Sally: Phil, I put some thought into this, and I think what, what I'm looking at is what companies, what brands, what kind of karma they have, their company karma, what their story is and how they're communicating that to their shoppers. So when we talk about karma in the spiritual sense, it's the Buddhist and the Hindus believe that it is the sum of a person's actions in this existence. And what that decides their fate in future existence is. So if we apply that concept to companies, what we're talking about here is, are you making it a top priority to treat your employees fairly, making them feel appreciated, inspiring them to believe in your brand? Are you taking a serious look at the urgent T L C that our planet needs? And how is your company being a better steward to the environment? Are you contributing or providing resources to fight food insecurity and food equity? Your shoppers want to connect with your story, and they want to feel virtue in their purchases so much that they wanna publicly share it on social media. What brands and products resonate with their own values. Now, as we look at Gen Z, they're growing up, and this, this coming year, the oldest Gen z Gen Zer is gonna be 27, and they are shaping digital interactions with authenticity. So it's time to put away the smoke and the mirrors, because we want the raw feed, we want the emotional connection and the relatable qualities. I wanna know that my money is not spent in vain, but it contributes to a higher result, a higher purpose that I'm a part of. So tell me your story, brands and retailers, but tell it to me in less than three minutes with humor, creativity, music, and pop culture themes. 

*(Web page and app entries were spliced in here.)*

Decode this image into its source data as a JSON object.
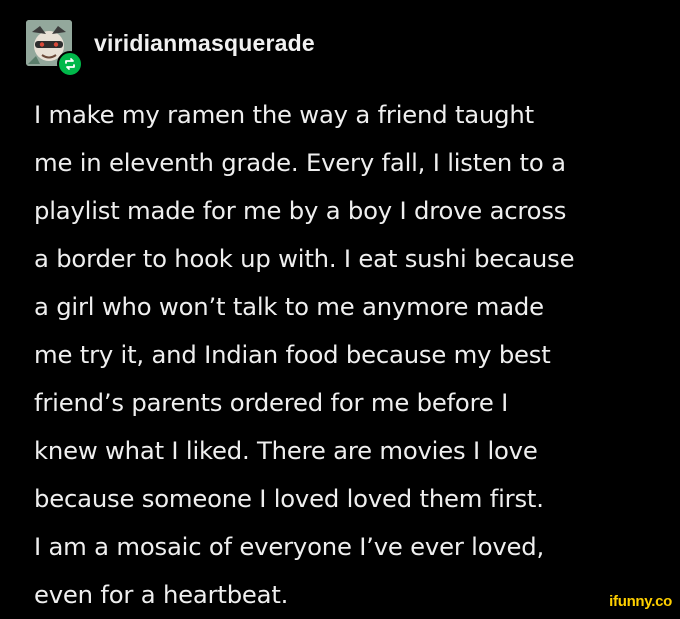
{
  "post": {
    "username": "viridianmasquerade",
    "avatar_icon": "masked-character-avatar-icon",
    "reblog_icon": "reblog-icon",
    "reblog_color": "#00b84a",
    "lines": [
      "I make my ramen the way a friend taught",
      "me in eleventh grade. Every fall, I listen to a",
      "playlist made for me by a boy I drove across",
      "a border to hook up with. I eat sushi because",
      "a girl who won’t talk to me anymore made",
      "me try it, and Indian food because my best",
      "friend’s parents ordered for me before I",
      "knew what I liked. There are movies I love",
      "because someone I loved loved them first.",
      "I am a mosaic of everyone I’ve ever loved,",
      "even for a heartbeat."
    ]
  },
  "watermark": {
    "text": "ifunny.co",
    "color": "#ffd000"
  }
}
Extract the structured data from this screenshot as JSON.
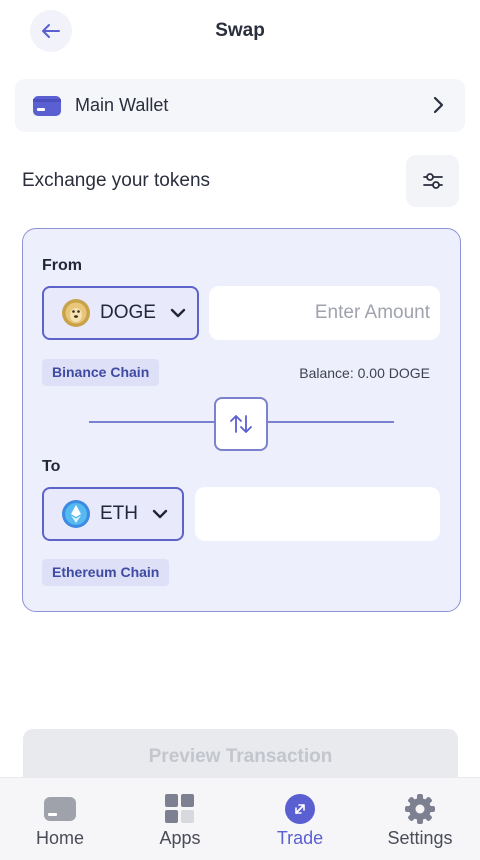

Phil: Yeah, I, I think that your point about karma is just so important. And, and to build on that, For me, what’s keeping me up at night is labor. We’ve talked over the past couple of years about the shortages of truck drivers, poultry and meat processing workers, supermarket and restaurant workers and even how some cities like NYC are pushing to make the minimum wage for food delivery workers at $23/hr. We are seeing workers at Starbucks, Amazon, Hershey’s, Chipotle, Dollar General, Walgreen’s pushing to unionize. In fact, over the past 12 months ending October 2022 workers have filed more than 2,000 requests to hold elections to form labor unions. This is a good thing. Even though there are a lot of tensions at these and many other companies the truth is that many workers are stuck in low paying jobs, often without job security or benefits and can barely make ends meet. The pandemic shone a light on many worker’s substandard conditions and it’s the time – especially as many food companies are reporting record profits to even out the playing field. The average salary of a Fortune 500 CEO is $15.9 million a year and according to the AFL-CIO – the union I belong to through SAG-AFTRA, some of the CEO pay is just downright shameful. Peter Kern CEO of Expedia, the travel site, was paid $296 million in 2021, Andrew Jassy at Amazon $212 million, Rosalind Brewer at Walgreen’s $28 million, at Yum Brands (KFC, Pizza Hut, Taco Bell) David Gibbs got $27 million, Walmart’s CEO got $25 million, PepsiCo’s $25 million, Coca-Cola $$24 million, $20 million each for the CEOs of McDonald’s, CVS, Starbucks $20 million, Kroger’s $18 million, at Dollar General, Hershey’s and Mondelez all around $16 million. By the way I rounded their pay to make it easier and I’ll stop there – but the reality is that as of December 11, 2022, the average annual pay for a poultry farm worker is $32,923 a year – that’s $15.83 an hour. At our supermarkets a cashier gets an average of $11, Deli Clerk $13, and Produce Clerk $13 an hour. What all this points to is added tensions in our workforce that I see playing out in 2023 with more unionizations, more strikes and hopefully a more balanced pay scale. The pandemic gave workers – especially those we dubbed as essential workers, a new transparency for all of us to see what they had to deal with – and permission to speak up.  

Phil: What's on your trend list for 2023 added to our social media feed right under this Lempert Report LIVE, and we'll review them over the next couple weeks and talk about them when we come back.